■ YOUR INSTRUCTIONS
Wherever the string "JSON" shows up in the data below, copy the whole line.
Segment Start: DATASET CONTENT
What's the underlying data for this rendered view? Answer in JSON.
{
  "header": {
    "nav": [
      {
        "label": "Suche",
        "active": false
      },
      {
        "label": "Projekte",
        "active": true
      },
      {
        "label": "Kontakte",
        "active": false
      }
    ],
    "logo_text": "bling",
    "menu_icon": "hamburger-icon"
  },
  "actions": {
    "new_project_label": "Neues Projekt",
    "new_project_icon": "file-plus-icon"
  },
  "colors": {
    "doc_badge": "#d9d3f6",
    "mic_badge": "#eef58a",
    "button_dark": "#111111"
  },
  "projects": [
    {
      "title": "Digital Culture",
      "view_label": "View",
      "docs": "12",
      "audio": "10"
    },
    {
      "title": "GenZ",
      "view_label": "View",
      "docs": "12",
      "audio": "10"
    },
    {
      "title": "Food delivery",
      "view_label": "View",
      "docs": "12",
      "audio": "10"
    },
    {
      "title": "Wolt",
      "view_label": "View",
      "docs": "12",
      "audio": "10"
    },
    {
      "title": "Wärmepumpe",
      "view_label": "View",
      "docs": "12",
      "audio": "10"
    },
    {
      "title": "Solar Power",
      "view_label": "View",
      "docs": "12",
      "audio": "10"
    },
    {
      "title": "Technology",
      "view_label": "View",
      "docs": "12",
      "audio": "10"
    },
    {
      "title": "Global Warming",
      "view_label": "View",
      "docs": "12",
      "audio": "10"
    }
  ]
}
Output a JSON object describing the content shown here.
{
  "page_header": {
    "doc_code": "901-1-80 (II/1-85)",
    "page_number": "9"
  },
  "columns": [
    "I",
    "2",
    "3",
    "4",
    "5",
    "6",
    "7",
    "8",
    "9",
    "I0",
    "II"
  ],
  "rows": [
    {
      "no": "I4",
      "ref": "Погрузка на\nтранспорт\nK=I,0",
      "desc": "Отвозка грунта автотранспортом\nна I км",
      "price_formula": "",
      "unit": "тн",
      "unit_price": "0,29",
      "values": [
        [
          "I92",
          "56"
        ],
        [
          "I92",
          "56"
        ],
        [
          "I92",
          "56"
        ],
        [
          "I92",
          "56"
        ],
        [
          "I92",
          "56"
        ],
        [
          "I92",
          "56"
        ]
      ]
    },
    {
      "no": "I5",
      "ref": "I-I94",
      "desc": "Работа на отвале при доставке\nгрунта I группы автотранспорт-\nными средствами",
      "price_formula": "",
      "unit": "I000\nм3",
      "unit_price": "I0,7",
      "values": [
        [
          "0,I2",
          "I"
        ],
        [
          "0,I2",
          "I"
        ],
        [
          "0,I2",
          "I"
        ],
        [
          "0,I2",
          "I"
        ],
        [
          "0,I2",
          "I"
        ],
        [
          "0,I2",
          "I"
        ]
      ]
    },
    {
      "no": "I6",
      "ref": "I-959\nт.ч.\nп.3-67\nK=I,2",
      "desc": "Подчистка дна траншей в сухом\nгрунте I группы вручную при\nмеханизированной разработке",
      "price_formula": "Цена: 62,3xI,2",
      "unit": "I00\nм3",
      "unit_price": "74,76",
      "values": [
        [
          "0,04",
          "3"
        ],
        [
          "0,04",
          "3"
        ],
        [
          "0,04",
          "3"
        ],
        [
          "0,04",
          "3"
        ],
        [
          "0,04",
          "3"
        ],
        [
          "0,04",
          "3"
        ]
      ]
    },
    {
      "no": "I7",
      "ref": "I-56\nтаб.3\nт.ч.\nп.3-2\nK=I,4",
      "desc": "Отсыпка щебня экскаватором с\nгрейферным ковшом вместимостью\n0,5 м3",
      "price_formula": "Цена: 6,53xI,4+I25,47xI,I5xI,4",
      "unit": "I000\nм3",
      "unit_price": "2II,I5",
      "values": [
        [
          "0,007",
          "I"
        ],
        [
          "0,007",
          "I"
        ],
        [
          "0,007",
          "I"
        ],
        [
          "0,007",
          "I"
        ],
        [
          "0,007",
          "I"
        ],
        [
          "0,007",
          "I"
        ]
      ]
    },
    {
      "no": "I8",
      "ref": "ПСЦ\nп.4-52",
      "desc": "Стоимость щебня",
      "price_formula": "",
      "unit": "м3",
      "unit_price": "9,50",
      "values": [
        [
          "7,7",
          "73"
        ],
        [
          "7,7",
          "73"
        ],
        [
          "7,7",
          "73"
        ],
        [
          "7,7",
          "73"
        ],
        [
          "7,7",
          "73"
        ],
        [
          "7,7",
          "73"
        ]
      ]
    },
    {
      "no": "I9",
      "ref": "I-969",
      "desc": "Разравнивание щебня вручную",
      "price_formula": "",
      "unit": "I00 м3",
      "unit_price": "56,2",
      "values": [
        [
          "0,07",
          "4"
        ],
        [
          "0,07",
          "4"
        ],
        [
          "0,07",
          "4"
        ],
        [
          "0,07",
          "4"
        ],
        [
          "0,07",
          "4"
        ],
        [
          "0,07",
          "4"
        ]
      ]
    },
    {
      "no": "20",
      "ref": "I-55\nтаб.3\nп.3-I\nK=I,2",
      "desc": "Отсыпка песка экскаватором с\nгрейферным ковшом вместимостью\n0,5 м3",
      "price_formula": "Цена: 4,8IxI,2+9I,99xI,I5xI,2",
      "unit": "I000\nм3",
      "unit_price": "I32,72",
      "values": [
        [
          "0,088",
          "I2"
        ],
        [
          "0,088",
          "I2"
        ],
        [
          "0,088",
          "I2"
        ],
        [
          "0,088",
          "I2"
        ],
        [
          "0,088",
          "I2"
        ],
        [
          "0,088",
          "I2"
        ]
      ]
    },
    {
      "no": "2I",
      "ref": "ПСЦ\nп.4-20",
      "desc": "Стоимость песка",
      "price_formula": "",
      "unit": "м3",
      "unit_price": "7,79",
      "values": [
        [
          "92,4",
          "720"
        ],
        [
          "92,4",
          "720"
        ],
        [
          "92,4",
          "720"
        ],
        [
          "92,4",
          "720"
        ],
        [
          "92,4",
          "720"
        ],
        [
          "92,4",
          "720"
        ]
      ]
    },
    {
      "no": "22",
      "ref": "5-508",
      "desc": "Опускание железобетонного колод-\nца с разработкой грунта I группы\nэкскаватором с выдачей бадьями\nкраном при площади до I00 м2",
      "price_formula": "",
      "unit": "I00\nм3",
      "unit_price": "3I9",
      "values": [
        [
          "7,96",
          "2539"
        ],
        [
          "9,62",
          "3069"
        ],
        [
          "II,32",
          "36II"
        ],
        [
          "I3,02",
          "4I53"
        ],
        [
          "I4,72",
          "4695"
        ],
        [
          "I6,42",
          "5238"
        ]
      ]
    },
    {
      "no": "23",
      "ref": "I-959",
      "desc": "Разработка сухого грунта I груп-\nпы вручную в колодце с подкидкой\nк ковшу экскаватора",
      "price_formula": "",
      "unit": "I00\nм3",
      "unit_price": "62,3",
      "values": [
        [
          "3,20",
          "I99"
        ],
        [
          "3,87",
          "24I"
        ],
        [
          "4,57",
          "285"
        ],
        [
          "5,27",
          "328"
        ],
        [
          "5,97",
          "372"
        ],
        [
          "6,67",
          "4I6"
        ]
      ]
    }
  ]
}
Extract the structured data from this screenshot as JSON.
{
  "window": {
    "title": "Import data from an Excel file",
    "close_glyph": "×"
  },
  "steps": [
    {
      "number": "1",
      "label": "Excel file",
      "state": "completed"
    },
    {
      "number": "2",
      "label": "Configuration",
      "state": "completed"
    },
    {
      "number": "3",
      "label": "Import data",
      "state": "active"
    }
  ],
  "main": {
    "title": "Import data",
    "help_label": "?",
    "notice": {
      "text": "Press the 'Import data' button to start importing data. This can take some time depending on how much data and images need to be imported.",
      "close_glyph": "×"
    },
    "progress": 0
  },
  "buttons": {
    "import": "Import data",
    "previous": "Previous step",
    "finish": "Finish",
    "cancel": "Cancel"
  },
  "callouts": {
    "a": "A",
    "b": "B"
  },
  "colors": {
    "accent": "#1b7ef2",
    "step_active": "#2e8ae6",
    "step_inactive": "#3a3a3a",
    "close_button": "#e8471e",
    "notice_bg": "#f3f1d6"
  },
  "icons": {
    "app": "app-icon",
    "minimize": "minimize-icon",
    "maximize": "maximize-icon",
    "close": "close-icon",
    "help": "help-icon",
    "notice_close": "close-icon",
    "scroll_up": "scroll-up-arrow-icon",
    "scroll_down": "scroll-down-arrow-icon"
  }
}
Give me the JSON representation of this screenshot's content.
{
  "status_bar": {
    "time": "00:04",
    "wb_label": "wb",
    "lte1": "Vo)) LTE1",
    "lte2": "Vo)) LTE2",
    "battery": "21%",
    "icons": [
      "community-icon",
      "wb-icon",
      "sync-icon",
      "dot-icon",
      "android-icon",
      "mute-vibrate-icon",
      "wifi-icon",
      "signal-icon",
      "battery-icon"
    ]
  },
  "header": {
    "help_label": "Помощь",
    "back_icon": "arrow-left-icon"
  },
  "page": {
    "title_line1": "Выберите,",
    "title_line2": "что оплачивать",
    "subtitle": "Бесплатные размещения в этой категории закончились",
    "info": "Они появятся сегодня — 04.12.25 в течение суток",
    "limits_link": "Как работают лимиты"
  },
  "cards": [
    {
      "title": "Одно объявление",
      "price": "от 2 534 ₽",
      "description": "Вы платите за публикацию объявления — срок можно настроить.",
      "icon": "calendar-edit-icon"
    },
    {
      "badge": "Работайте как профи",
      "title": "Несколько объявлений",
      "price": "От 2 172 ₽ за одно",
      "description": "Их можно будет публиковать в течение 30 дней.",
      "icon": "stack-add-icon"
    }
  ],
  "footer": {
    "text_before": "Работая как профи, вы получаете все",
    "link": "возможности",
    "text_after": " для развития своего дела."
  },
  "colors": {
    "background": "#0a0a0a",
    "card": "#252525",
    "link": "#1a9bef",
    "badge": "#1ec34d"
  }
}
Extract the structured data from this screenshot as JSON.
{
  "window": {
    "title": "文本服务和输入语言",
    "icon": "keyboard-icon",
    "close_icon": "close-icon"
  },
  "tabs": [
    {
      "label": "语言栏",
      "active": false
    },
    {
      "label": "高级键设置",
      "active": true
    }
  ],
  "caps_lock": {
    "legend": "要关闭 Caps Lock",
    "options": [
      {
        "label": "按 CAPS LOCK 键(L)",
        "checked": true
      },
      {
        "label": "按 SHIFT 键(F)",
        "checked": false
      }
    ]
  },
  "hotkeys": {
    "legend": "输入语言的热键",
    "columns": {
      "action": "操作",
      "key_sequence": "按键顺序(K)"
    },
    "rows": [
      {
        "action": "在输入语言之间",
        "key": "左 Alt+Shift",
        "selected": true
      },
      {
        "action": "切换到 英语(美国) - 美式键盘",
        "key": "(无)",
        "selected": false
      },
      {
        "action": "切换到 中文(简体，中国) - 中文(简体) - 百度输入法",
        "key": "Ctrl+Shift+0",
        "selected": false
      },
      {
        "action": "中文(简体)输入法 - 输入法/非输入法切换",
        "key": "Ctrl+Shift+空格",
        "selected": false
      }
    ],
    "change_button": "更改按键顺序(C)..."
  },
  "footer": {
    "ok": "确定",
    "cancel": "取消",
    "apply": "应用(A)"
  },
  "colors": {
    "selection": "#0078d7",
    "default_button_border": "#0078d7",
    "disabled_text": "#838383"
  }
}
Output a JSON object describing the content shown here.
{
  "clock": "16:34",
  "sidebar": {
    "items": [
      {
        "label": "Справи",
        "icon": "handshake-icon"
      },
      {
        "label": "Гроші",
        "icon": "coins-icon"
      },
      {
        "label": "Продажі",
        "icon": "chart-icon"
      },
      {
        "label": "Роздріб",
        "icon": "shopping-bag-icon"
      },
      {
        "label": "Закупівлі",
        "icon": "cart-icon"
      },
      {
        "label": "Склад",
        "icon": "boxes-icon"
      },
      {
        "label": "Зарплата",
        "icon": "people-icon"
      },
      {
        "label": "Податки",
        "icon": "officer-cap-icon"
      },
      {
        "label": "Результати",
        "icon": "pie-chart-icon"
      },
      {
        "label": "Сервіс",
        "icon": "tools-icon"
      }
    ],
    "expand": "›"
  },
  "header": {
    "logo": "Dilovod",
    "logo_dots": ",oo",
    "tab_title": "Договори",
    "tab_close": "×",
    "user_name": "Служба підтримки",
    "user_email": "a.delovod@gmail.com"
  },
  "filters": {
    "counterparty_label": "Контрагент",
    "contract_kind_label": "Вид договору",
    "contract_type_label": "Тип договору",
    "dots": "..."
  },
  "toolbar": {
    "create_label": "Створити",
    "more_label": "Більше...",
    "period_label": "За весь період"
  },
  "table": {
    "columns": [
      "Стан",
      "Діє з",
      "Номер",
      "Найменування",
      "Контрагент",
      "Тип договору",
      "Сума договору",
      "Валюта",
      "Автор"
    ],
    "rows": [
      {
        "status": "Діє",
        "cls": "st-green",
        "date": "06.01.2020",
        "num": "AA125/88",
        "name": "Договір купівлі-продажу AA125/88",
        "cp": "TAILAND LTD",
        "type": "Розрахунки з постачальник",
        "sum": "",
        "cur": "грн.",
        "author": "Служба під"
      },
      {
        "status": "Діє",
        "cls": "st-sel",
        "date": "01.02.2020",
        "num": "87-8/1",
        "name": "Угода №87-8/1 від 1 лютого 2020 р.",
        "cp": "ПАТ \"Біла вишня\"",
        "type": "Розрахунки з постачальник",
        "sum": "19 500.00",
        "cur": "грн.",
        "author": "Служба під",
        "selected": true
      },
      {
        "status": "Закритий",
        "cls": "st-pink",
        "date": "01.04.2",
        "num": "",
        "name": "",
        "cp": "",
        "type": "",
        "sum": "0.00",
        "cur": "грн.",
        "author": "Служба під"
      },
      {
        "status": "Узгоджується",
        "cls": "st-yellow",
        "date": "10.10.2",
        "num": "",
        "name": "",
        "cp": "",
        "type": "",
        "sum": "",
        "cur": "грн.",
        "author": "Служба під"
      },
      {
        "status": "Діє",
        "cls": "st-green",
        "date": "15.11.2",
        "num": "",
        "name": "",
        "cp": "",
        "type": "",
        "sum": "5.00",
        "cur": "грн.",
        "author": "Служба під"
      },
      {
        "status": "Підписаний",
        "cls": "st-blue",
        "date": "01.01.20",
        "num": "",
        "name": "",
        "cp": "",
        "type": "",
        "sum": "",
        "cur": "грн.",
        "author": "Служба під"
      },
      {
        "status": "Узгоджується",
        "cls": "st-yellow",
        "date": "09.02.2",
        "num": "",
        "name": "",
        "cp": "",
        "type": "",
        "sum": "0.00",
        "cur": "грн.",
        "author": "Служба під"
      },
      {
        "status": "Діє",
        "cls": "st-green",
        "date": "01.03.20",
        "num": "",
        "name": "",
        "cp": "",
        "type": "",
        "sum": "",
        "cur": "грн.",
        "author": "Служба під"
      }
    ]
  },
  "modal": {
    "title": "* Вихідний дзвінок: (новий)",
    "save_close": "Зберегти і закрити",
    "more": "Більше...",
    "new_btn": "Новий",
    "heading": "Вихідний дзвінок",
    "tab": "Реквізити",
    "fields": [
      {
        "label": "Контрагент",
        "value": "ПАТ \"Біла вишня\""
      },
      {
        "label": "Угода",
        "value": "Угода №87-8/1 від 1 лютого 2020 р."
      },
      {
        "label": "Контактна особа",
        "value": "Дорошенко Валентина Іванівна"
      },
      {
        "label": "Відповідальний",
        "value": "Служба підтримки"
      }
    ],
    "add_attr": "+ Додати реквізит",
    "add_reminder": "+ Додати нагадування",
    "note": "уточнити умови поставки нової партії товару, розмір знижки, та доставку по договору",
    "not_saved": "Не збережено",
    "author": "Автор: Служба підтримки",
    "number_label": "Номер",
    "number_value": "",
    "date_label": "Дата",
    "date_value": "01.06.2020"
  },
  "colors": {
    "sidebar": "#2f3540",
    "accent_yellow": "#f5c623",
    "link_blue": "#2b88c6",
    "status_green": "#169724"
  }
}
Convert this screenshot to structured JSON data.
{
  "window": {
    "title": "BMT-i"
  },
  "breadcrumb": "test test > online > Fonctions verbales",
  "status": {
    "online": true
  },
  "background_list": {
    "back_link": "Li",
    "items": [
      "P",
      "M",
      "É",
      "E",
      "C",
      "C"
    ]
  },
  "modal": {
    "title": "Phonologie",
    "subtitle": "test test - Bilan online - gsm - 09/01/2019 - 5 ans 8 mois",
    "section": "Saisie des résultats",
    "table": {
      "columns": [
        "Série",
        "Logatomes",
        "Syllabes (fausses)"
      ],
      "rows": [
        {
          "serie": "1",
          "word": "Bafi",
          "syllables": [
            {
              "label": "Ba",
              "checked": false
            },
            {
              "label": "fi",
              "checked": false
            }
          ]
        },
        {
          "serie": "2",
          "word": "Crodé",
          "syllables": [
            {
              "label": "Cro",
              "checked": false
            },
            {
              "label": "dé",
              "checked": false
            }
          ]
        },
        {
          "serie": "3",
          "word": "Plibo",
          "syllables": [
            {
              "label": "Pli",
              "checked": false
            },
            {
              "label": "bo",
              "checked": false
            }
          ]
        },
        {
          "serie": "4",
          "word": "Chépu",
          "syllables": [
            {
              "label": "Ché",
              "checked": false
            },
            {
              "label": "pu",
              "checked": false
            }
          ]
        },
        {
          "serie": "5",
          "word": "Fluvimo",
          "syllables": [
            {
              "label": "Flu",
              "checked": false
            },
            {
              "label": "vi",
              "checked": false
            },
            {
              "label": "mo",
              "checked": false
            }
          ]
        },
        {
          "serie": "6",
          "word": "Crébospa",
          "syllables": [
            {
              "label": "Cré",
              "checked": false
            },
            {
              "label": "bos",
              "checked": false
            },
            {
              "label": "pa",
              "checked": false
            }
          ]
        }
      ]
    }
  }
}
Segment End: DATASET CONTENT
■ RESPONSE
What's the underlying data for this rendered view? Answer in JSON.
Output a JSON object describing the content shown here.
Extract the structured data from this screenshot as JSON.
Give me the JSON representation of this screenshot's content.
Extract the structured data from this screenshot as JSON.
Output a JSON object describing the content shown here.
Convert this screenshot to structured JSON data.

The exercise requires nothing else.